top of page

Luckiest Girl Alive

[note: includes spoilers]

[trigger warning: rape, murder]

I know I just wrote about how I can’t watch movies. I know. But people close to me recommended that I watch this one in particular (“Just try and watch it!!!”) So I did. It was tough for me, but I’m glad I saw it through.

The movie is called “Luckiest Girl Alive,” based on the novel by Jessica Knoll, and starring Mila Kunis. Kunis plays Ani, a girl trying to build a new, perfect life in NYC—fancy job, rich fiancé, the works. But the trauma she experienced as a young girl keeps coming back to haunt her in flashbacks and memories, disrupting the perfect persona she has crafted.

Ani, formerly known as Tiffany, was gang raped and experienced a school shooting in her youth. This, undoubtedly, deeply impacts her psychology as a person. She commits to reinventing herself and keeping her past hidden, but her mental health catches up to her as the movie unfolds. She ultimately decides to tell her story, which sets her free.

I relate to Ani—in fact, I felt like I was watching myself throughout the movie. I’ve never been gang raped. I’ve never experienced a school shooting. Her trauma is a lot worse than mine—I am not trying to equate them. But I have experienced sexual abuse as a child. And my senior year of high school, at a place that was supposed to be a safe refuge from home, a female teacher was raped and murdered in the building by a student. Murdered. Former classmates from my hometown reading this know.

After that disturbing year, I got to Harvard and I tried to do what Ani did. Start over. Reinvent. Suddenly I was the hot new shiny freshman girl, invited to parties left and right, hanging out with the cool, rich final club kids. I loved this new life. No one had to know anything. I relished in being a part of this new elite social class—I wanted this to be my life forever.

Until things started to slip through the cracks.

I vividly remember this one instance during freshman year. A bunch of us were in my friend’s dorm in Thayer, just hanging out, being cool kids. Suddenly, someone drunkenly grabs my arm a little too hard—not aggressively, not on purpose, but it’s enough to send me into a spiral.

Immediately I’m in the shared women’s bathroom down the hall, tears streaming, trying to hold myself together. My girl friends are consoling me, desperately trying to help and deeply confused. Fucking fuck, my armor had been cracked. I wipe my tears, face red and blotchy from crying, and got my shit together. No one had hurt me. But that was all it took.

Or, on a lighter note, that time at the Fly Club fancy Wine Seminar-thing. I was a freshman, the date of a senior member, and naturally they sat me down next to the hosting sommelier. Eye candy, right? (Cool to me when I was 17, disgusting to look back at now that I’m 27).

The host asks me: “So, honey, what kind of wine do you like?”

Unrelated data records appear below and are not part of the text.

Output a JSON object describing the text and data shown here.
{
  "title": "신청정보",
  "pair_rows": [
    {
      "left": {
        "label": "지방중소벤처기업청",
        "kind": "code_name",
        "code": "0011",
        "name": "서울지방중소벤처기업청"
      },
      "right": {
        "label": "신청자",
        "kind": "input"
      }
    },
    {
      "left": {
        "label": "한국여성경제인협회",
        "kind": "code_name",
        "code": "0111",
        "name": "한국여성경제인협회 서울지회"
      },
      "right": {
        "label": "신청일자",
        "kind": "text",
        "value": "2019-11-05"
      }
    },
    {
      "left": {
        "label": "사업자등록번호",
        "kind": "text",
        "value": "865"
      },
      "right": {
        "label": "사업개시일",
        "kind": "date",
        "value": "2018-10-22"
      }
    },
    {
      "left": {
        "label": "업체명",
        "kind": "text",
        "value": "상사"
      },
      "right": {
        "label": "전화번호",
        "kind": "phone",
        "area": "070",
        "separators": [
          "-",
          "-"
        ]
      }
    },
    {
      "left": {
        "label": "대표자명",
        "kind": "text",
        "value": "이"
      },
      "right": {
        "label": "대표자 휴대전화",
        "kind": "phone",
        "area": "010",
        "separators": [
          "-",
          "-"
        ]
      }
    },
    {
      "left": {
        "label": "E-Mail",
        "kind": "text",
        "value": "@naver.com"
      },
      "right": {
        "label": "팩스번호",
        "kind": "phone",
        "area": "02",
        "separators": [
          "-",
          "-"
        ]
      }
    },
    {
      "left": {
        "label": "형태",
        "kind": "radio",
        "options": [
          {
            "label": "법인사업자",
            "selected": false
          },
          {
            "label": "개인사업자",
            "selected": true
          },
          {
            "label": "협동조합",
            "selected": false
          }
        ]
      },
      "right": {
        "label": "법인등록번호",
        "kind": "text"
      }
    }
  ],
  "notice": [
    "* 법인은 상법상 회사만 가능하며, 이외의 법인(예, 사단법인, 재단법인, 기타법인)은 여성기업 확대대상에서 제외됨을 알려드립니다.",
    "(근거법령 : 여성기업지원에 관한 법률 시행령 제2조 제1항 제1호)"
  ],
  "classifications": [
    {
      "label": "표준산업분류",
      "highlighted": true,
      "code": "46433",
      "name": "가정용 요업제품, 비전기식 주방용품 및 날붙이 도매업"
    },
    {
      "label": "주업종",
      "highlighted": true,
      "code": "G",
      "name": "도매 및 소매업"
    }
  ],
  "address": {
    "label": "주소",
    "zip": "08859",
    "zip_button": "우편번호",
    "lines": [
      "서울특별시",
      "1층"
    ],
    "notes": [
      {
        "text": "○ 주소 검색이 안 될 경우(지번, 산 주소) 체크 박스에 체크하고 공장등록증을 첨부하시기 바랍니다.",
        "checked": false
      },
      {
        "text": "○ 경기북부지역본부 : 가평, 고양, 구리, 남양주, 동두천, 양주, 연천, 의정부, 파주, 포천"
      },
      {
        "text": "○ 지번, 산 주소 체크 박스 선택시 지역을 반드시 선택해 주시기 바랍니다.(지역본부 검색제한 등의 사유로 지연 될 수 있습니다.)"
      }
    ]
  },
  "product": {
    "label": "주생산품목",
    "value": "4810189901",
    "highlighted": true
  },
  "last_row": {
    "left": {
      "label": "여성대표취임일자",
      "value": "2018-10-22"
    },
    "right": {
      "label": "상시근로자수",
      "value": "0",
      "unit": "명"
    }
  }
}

I try to laugh it off. I didn’t drink in high school largely because of my mom’s addiction. “Oh, I’m only 17, haven’t had much drinking time yet to know what I like and what I don’t,” I say, chuckling lightly.

The man laughs too. “Ok then, what do your parents like to drink?”

I don’t know any wines besides the bottles I see laying around on the floor of my mom’s room. “My mom really likes yellowtail.”

I could tell by the expression on the men’s faces that that was the wrong answer. Dammit, another crack in the armor.

Well, I’ll tell you what—the purpose of this blog to smash that fake armor all the way open. Into pieces. Like Ani, I’m sick of living in shame and fear. Like Ani, I’m telling my story now and reclaiming my identity. And it feels damn good doing it.

The goal of this blog is also to come to terms with my past. It’s to have a voice. And sometimes—not all the time, but sometimes—it’s to take some power back from the people who have wronged me. And I’m just getting started.

Recent Posts

See All

“I’m home,” I shout into the kitchen, back from school, as the cracked glass breezeway door slams shut behind me. I kicked it out of anger the other day and my dad repaired it with some Tyvek. Nothing

I’ve decided to share my college essay that helped me get accepted to Harvard in 2014. I wrote this when I was 17, on the bus back from a basketball game. The Conservation of Energy The concrete cella

bottom of page